[Stored data]
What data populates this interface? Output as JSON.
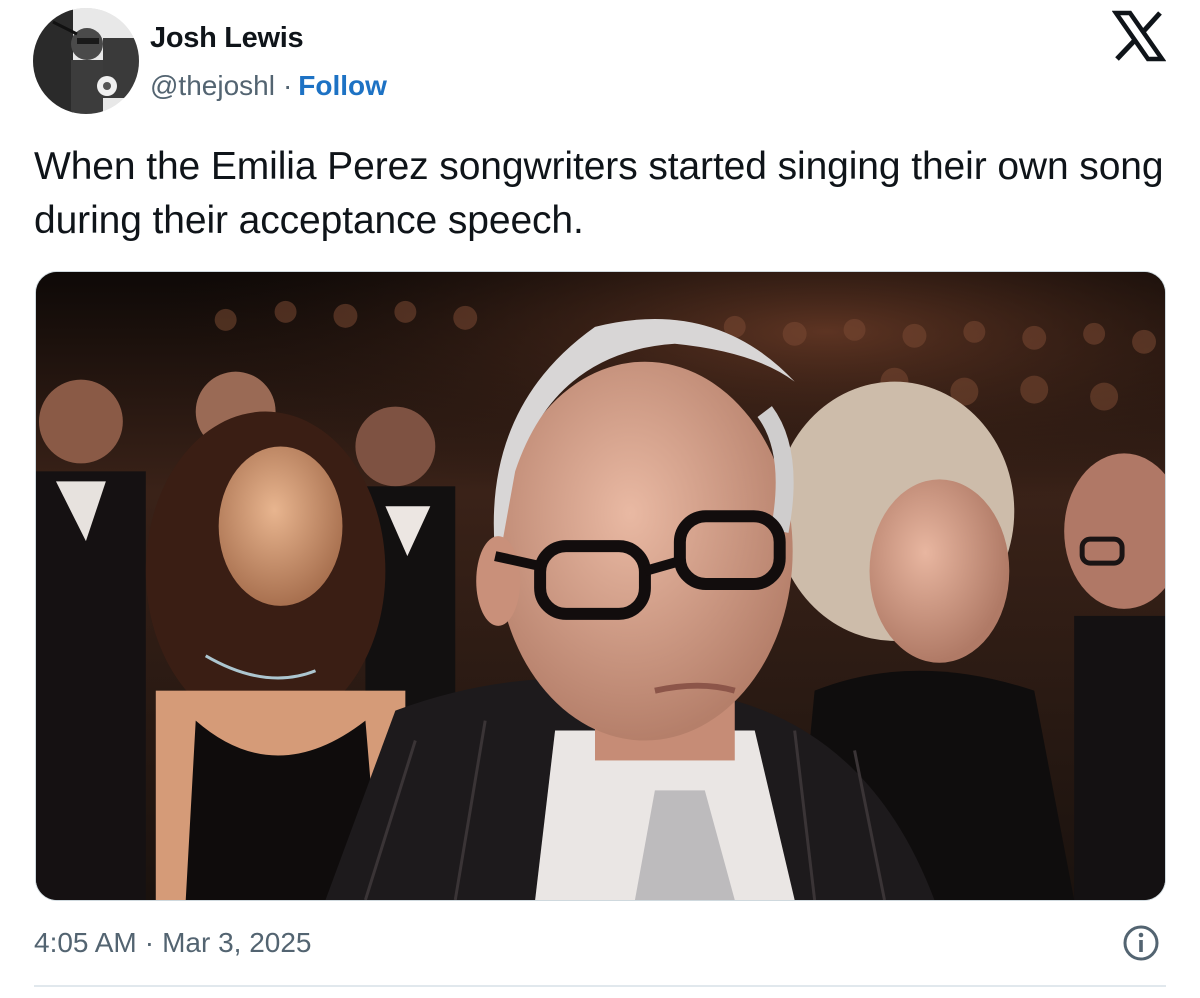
{
  "author": {
    "display_name": "Josh Lewis",
    "handle": "@thejoshl",
    "separator": "·",
    "follow_label": "Follow"
  },
  "platform": {
    "logo_icon": "x-logo-icon"
  },
  "tweet": {
    "text": "When the Emilia Perez songwriters started singing their own song during their acceptance speech."
  },
  "media": {
    "icon": "photo"
  },
  "footer": {
    "time": "4:05 AM",
    "separator": "·",
    "date": "Mar 3, 2025",
    "info_icon": "info-icon"
  },
  "colors": {
    "text": "#0f1419",
    "secondary": "#536471",
    "link": "#1d72c4",
    "divider": "#e1e8ed"
  }
}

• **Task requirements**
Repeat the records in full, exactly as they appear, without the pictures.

• **Response area**
What data populates this interface? Output as JSON.
{
  "author": {
    "display_name": "Josh Lewis",
    "handle": "@thejoshl",
    "separator": "·",
    "follow_label": "Follow"
  },
  "platform": {
    "logo_icon": "x-logo-icon"
  },
  "tweet": {
    "text": "When the Emilia Perez songwriters started singing their own song during their acceptance speech."
  },
  "media": {
    "icon": "photo"
  },
  "footer": {
    "time": "4:05 AM",
    "separator": "·",
    "date": "Mar 3, 2025",
    "info_icon": "info-icon"
  },
  "colors": {
    "text": "#0f1419",
    "secondary": "#536471",
    "link": "#1d72c4",
    "divider": "#e1e8ed"
  }
}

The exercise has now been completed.